Television beckoned. That’s why Devs turned into eight hours of Hulu content instead of another movie. “I've had a whole career of making films, somehow getting financed, delivering them to people who were supposed to want them, and who then say ‘we don't want this,’” Garland says. The studio A24 distributed Ex Machina in the US because the original studio bounced it, he says (it had a $15 million budget and grossed $24 million); a different team of execs green-lit Annihilation than those who were in charge when he finished it, and production notes were … well … Garland says all he ever did was shoot the scripts he’d shown studio execs. “And yet somehow,” he says, “they’d still be surprised at the dailies. And maybe not in the good way.
“It would be more like, ‘can you make it a happy ending? Can you not have Natalie Portman cheating on her husband? Can you find a way of making the story not as hallucinatory and more prosaic—let’s say,” Garland says.
“Hypothetically?” I ask.
“Hypothetically,” he says, not meaning it. “Notes are an emergent property of the system.”
Except not at FX, which commissioned the show and is running it on Hulu, because Hollywood is just four companies now. “It’s been breezy,” Garland says. He delivered the scripts, got thoughtful comments back from studio execs like the famously writer-friendly John Landgraf, and then … shot the script. As executive producer Allon Reich says, “Alex delivers something that’s very Alexy, and they go, ‘that’s brilliant, this is great, thank you, carry on.’ We’re used to people who go, ‘what?’”
The result is indeed Alexy. Like Ex Machina the plot unfolds with machined precision. Eight hours of runtime means ruminative takes, lots of silence and people considering their lot in life.

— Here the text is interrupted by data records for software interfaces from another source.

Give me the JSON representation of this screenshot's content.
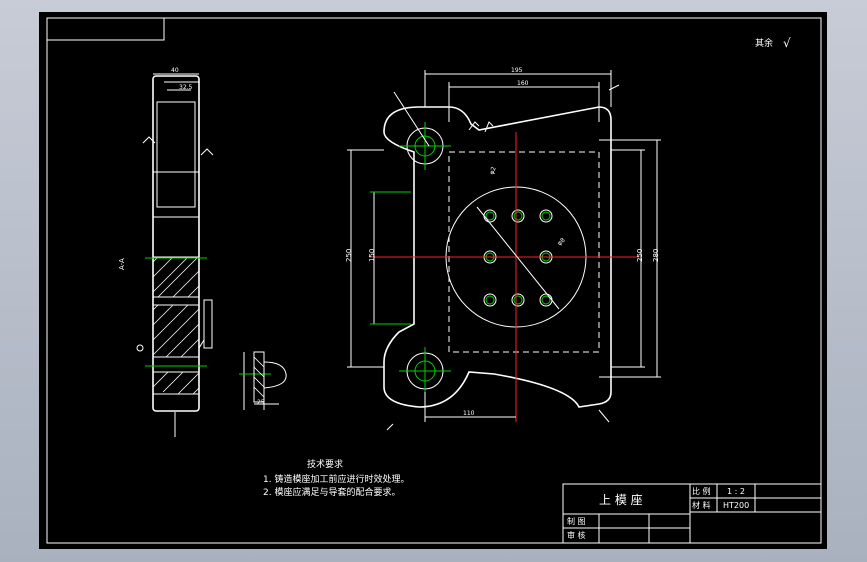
{
  "roughness_note": "其余",
  "roughness_symbol": "√",
  "tech": {
    "title": "技术要求",
    "item1": "1. 铸造模座加工前应进行时效处理。",
    "item2": "2. 模座应满足与导套的配合要求。"
  },
  "title_block": {
    "part_name": "上 模 座",
    "scale_label": "比 例",
    "scale_value": "1 : 2",
    "material_label": "材 料",
    "material_value": "HT200",
    "drawn_label": "制 图",
    "checked_label": "审 核"
  },
  "dims": {
    "top_width": "195",
    "top_inner": "160",
    "left_height": "250",
    "left_inner": "150",
    "right_h1": "250",
    "right_h2": "280",
    "bottom": "110",
    "side_a": "40",
    "side_b": "32.5",
    "section_label": "A-A",
    "small_25": "25",
    "diam1": "φ2",
    "diam2": "φ8"
  },
  "colors": {
    "background": "#000000",
    "line": "#ffffff",
    "centerline": "#ff2020",
    "hole": "#00d000"
  }
}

Lily, played by Sonoya Mizuno, who played the silent AI Kyoko in Ex Machina, plays Lily as a slouchy, slightly flat-affect coder dealing with brutal grief. Nick Offerman plays Forest, the CEO of Amaya, as the direct opposite of the gruff modern samurai he played in Parks and Recreation. And as is the case with lots of premium-golden-age-of-television, explanations are not explicit. You have to pay attention; Captain Exposition is not going to remind you of what’s been happening at the beginning of every act.
While that’s the kind of thing television can do in this new golden age, a potential downside is that television does quite a lot of it. Garland has already started working on another eight-episode series—hopefully, he says, working not only with the same crew but also the same actors as Devs, if they can arrange it.
But in the meantime, Garland and the network worry that everyone’s watchlist for sophisticated sci-fi is already flashing a memory-full warning. “People are being carpet bombed with content. How you can possibly be visible as one small destination in this wall of fire? Who the hell knows?” Garland asks me, almost exactly a year after I visited the Devs set. “Someone was talking to me the other day about a German-language Netflix show called Dark, which is about a time traveling wormhole underneath a nuclear power station in Germany. It’s subtitled and dour and kind of serious in its intentions, and yet it’s found an audience.” He hopes Devs finds that kind of audience.
Garland pauses. “Like any human being who’s just made something, I hope that when you see it you like it,” he says. “In the end.” No grand themes here, no Turing tests or quantum superpositions. Just the permanent worry of a writer who hopes he’s caught the zeitgeist by the tail again.